Task item
Return only those lines of the records below in which "label" appears.

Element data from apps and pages

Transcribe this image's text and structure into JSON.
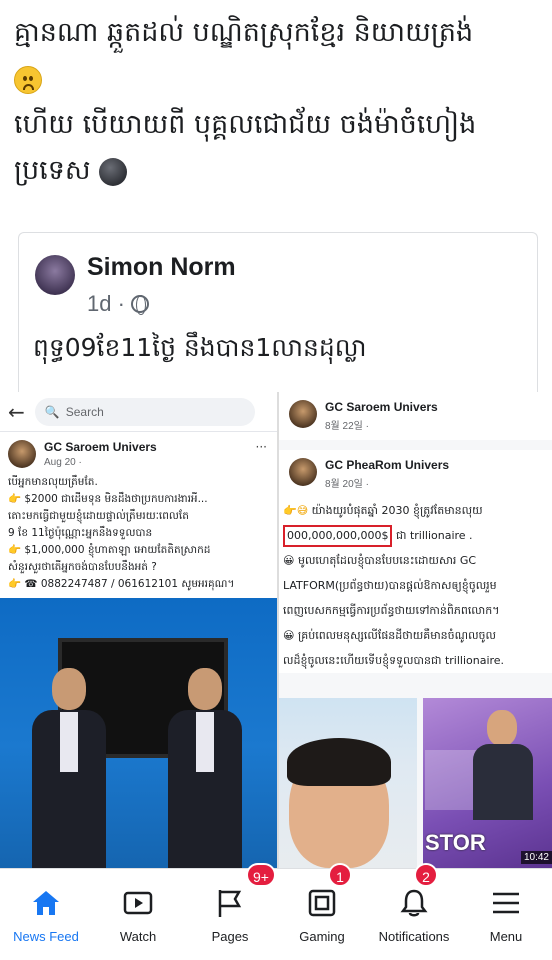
{
  "post": {
    "line1": "គ្មានណា ឆ្កួតដល់ បណ្ឌិតស្រុកខ្មែរ និយាយត្រង់",
    "line1_emoji": "frowning-face",
    "line2": "ហើយ បើយាយពី បុគ្គលជោជ័យ ចង់ម៉ាចំហៀង",
    "line3": "ប្រទេស",
    "line3_emoji": "new-moon-face"
  },
  "shared_post": {
    "author": "Simon Norm",
    "time": "1d ·",
    "text": "ពុទ្ធ09ខែ11ថ្ងៃ នឹងបាន1លានដុល្លា"
  },
  "left_screenshot": {
    "search_placeholder": "Search",
    "page_name": "GC Saroem Univers",
    "date": "Aug 20 ·",
    "menu": "···",
    "lines": [
      "បើអ្នកមានលុយត្រឹមតែ.",
      "$2000 ជាដើមទុន មិនដឹងថាប្រកបការងារអី...",
      "តោះមកធ្វើជាមួយខ្ញុំដោយផ្ទាល់ត្រឹមរយៈពេលតែ",
      "9 ខែ 11ថ្ងៃប៉ុណ្ណោះអ្នកនឹងទទួលបាន",
      "$1,000,000 ខ្ញុំហាតាឡា អោយតែតិតស្រាកដ",
      "សំនួរសួរថាតើអ្នកចង់បានបែបនឹងអត់ ?",
      "0882247487 / 061612101 សូមអរគុណ។"
    ]
  },
  "right_screenshot": {
    "top_page": "GC Saroem Univers",
    "top_date": "8월 22일 ·",
    "page_name": "GC PheaRom Univers",
    "date": "8월 20일 ·",
    "line1": "យ៉ាងយូរបំផុតឆ្នាំ 2030 ខ្ញុំត្រូវតែមានលុយ",
    "amount": "000,000,000,000$",
    "amount_suffix": "ជា trillionaire .",
    "line3": "មូលហេតុដែលខ្ញុំបានបែបនេះដោយសារ GC",
    "line4": "LATFORM(ប្រព័ន្ធថាយ)បានផ្តល់ឱកាសឲ្យខ្ញុំចូលរួម",
    "line5": "ពេញបេសកកម្មធ្វើការប្រព័ន្ធថាយទៅកាន់ពិភពលោក។",
    "line6": "គ្រប់ពេលមនុស្សលើផែនដីថាយគឺមានចំណូលចូល",
    "line7": "លដ៏ខ្ញុំចូលនេះហើយទើបខ្ញុំទទួលបានជា trillionaire.",
    "promo_store": "STOR",
    "promo_time": "10:42"
  },
  "tabbar": {
    "items": [
      {
        "label": "News Feed",
        "icon": "home-icon",
        "badge": ""
      },
      {
        "label": "Watch",
        "icon": "watch-icon",
        "badge": ""
      },
      {
        "label": "Pages",
        "icon": "flag-icon",
        "badge": "9+"
      },
      {
        "label": "Gaming",
        "icon": "gaming-icon",
        "badge": "1"
      },
      {
        "label": "Notifications",
        "icon": "bell-icon",
        "badge": "2"
      },
      {
        "label": "Menu",
        "icon": "menu-icon",
        "badge": ""
      }
    ],
    "active_color": "#1877f2",
    "badge_color": "#e41e3f"
  }
}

Task solution
        "label": "News Feed",
        "label": "Watch",
        "label": "Pages",
        "label": "Gaming",
        "label": "Notifications",
        "label": "Menu",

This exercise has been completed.